Eliglustat for Gaucher Disease: Quantifying the Impact of Pharmacogenetic Status on DDIs
In 2014, Eliglustat (Cerdelga®) was approved by the FDA as the first long-term treatment for adults with type 1 Gaucher disease. Eliglustat is an oral inhibitor of glucosylceramide synthase. It is metabolized primarily by CYP2D6, and to a lesser extent by CYP3A4. Eliglustat is also an inhibitor of CYP2D6 and is both a substrate and inhibitor of P-gp. As a high clearance drug, the model needed to consider both CYP2D6 phenotypes and genotypes, as well as the time-dependency of CYP2D6 inhibition. Physiologically-based pharmacokinetic (PBPK) modeling and simulation were used extensively to understand and quantify the impact of metabolizer status (extensive, intermediate, or poor) and concomitant medications on eliglustat exposure—as well as the effect that eliglustat has on other drugs—and guide the specific dose adjustment recommendations and labeling language.
Another example of a best practices case study shared by FDA, the impact of the PBPK model for eliglustat was huge because a number of clinical studies that would have to be performed to assess/inform all of the drug-drug interaction (DDI) scenarios were eliminated. The DDI is dependent on both the dose and CYP2D6 phenotype: the CYP2D6 impact changes with the dose, therefore affecting DDI liability.
PBPK simulations informed the labeling for 12 DDIs and dosing recommendations. Labeling recommendations were incorporated based on modeling without the need for additional trials.

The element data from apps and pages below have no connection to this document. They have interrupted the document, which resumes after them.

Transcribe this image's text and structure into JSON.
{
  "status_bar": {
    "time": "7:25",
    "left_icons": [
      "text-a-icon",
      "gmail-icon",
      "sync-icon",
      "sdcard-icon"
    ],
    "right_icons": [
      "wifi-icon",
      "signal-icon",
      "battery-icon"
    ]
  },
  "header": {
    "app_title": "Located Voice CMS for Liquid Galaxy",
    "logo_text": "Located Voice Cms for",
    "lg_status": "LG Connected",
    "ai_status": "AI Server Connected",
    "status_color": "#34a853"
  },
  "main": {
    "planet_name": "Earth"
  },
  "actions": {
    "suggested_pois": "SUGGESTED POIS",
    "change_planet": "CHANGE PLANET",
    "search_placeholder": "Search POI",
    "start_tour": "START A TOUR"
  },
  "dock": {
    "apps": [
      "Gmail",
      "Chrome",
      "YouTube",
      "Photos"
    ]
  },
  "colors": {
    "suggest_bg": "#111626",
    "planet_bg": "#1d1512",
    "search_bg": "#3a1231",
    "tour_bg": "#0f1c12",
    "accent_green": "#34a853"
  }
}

Gaucher disease is an inherited disorder that affects many of the body’s organs and tissues. According to the National Gaucher Foundation, the incidence of Gaucher disease is about one in 20,000.